PROMPT –
Whatever appears in the records, write it out again exactly.
:::
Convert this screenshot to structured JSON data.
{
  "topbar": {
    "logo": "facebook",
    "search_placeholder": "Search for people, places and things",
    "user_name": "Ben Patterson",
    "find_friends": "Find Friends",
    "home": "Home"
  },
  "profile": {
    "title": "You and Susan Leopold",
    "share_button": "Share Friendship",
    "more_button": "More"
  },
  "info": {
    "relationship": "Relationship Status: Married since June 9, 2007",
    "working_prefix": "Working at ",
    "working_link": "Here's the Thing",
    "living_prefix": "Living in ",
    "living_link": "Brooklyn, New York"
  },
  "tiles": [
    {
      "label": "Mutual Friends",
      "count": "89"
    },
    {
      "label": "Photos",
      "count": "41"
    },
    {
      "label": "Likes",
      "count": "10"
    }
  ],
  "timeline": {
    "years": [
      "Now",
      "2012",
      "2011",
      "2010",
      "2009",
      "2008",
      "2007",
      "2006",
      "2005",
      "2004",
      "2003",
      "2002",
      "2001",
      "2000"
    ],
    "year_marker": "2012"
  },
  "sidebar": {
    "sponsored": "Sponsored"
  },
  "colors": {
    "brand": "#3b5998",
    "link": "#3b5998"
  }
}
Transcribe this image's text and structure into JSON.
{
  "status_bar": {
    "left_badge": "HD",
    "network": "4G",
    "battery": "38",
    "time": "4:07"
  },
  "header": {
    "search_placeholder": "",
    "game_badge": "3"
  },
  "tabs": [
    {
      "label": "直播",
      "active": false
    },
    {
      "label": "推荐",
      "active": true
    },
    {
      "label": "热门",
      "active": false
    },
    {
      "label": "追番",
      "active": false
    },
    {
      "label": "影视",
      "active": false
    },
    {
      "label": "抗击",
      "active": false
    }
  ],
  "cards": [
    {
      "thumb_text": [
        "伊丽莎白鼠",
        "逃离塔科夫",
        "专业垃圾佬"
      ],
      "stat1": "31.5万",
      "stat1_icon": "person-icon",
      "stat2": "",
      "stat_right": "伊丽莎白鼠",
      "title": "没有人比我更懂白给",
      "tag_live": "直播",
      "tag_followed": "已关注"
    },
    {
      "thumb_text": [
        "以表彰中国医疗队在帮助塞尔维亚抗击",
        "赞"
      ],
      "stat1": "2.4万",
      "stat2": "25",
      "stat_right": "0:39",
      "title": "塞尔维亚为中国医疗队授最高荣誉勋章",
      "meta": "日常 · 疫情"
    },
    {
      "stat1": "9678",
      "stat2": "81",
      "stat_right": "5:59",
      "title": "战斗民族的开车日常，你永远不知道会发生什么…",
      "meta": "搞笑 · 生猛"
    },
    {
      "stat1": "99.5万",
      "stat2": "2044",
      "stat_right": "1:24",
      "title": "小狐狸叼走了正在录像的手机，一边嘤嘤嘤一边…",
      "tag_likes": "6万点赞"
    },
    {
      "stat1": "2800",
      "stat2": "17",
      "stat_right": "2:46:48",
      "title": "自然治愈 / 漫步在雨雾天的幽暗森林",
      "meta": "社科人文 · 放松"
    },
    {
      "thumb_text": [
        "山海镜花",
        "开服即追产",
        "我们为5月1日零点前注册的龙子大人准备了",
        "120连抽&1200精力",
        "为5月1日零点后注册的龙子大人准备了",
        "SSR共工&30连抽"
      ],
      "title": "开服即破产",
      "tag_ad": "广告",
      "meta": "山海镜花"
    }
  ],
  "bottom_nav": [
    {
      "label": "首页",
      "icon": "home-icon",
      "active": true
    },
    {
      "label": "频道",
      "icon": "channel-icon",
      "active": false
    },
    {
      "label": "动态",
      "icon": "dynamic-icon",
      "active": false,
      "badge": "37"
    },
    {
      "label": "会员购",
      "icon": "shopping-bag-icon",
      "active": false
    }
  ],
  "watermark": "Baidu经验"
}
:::
ANSWER BOX –
Convert this screenshot to structured JSON data.
{
  "topbar": {
    "logo": "facebook",
    "search_placeholder": "Search for people, places and things",
    "user_name": "Ben Patterson",
    "find_friends": "Find Friends",
    "home": "Home"
  },
  "profile": {
    "title": "You and Susan Leopold",
    "share_button": "Share Friendship",
    "more_button": "More"
  },
  "info": {
    "relationship": "Relationship Status: Married since June 9, 2007",
    "working_prefix": "Working at ",
    "working_link": "Here's the Thing",
    "living_prefix": "Living in ",
    "living_link": "Brooklyn, New York"
  },
  "tiles": [
    {
      "label": "Mutual Friends",
      "count": "89"
    },
    {
      "label": "Photos",
      "count": "41"
    },
    {
      "label": "Likes",
      "count": "10"
    }
  ],
  "timeline": {
    "years": [
      "Now",
      "2012",
      "2011",
      "2010",
      "2009",
      "2008",
      "2007",
      "2006",
      "2005",
      "2004",
      "2003",
      "2002",
      "2001",
      "2000"
    ],
    "year_marker": "2012"
  },
  "sidebar": {
    "sponsored": "Sponsored"
  },
  "colors": {
    "brand": "#3b5998",
    "link": "#3b5998"
  }
}
Transcribe this image's text and structure into JSON.
{
  "status_bar": {
    "left_badge": "HD",
    "network": "4G",
    "battery": "38",
    "time": "4:07"
  },
  "header": {
    "search_placeholder": "",
    "game_badge": "3"
  },
  "tabs": [
    {
      "label": "直播",
      "active": false
    },
    {
      "label": "推荐",
      "active": true
    },
    {
      "label": "热门",
      "active": false
    },
    {
      "label": "追番",
      "active": false
    },
    {
      "label": "影视",
      "active": false
    },
    {
      "label": "抗击",
      "active": false
    }
  ],
  "cards": [
    {
      "thumb_text": [
        "伊丽莎白鼠",
        "逃离塔科夫",
        "专业垃圾佬"
      ],
      "stat1": "31.5万",
      "stat1_icon": "person-icon",
      "stat2": "",
      "stat_right": "伊丽莎白鼠",
      "title": "没有人比我更懂白给",
      "tag_live": "直播",
      "tag_followed": "已关注"
    },
    {
      "thumb_text": [
        "以表彰中国医疗队在帮助塞尔维亚抗击",
        "赞"
      ],
      "stat1": "2.4万",
      "stat2": "25",
      "stat_right": "0:39",
      "title": "塞尔维亚为中国医疗队授最高荣誉勋章",
      "meta": "日常 · 疫情"
    },
    {
      "stat1": "9678",
      "stat2": "81",
      "stat_right": "5:59",
      "title": "战斗民族的开车日常，你永远不知道会发生什么…",
      "meta": "搞笑 · 生猛"
    },
    {
      "stat1": "99.5万",
      "stat2": "2044",
      "stat_right": "1:24",
      "title": "小狐狸叼走了正在录像的手机，一边嘤嘤嘤一边…",
      "tag_likes": "6万点赞"
    },
    {
      "stat1": "2800",
      "stat2": "17",
      "stat_right": "2:46:48",
      "title": "自然治愈 / 漫步在雨雾天的幽暗森林",
      "meta": "社科人文 · 放松"
    },
    {
      "thumb_text": [
        "山海镜花",
        "开服即追产",
        "我们为5月1日零点前注册的龙子大人准备了",
        "120连抽&1200精力",
        "为5月1日零点后注册的龙子大人准备了",
        "SSR共工&30连抽"
      ],
      "title": "开服即破产",
      "tag_ad": "广告",
      "meta": "山海镜花"
    }
  ],
  "bottom_nav": [
    {
      "label": "首页",
      "icon": "home-icon",
      "active": true
    },
    {
      "label": "频道",
      "icon": "channel-icon",
      "active": false
    },
    {
      "label": "动态",
      "icon": "dynamic-icon",
      "active": false,
      "badge": "37"
    },
    {
      "label": "会员购",
      "icon": "shopping-bag-icon",
      "active": false
    }
  ],
  "watermark": "Baidu经验"
}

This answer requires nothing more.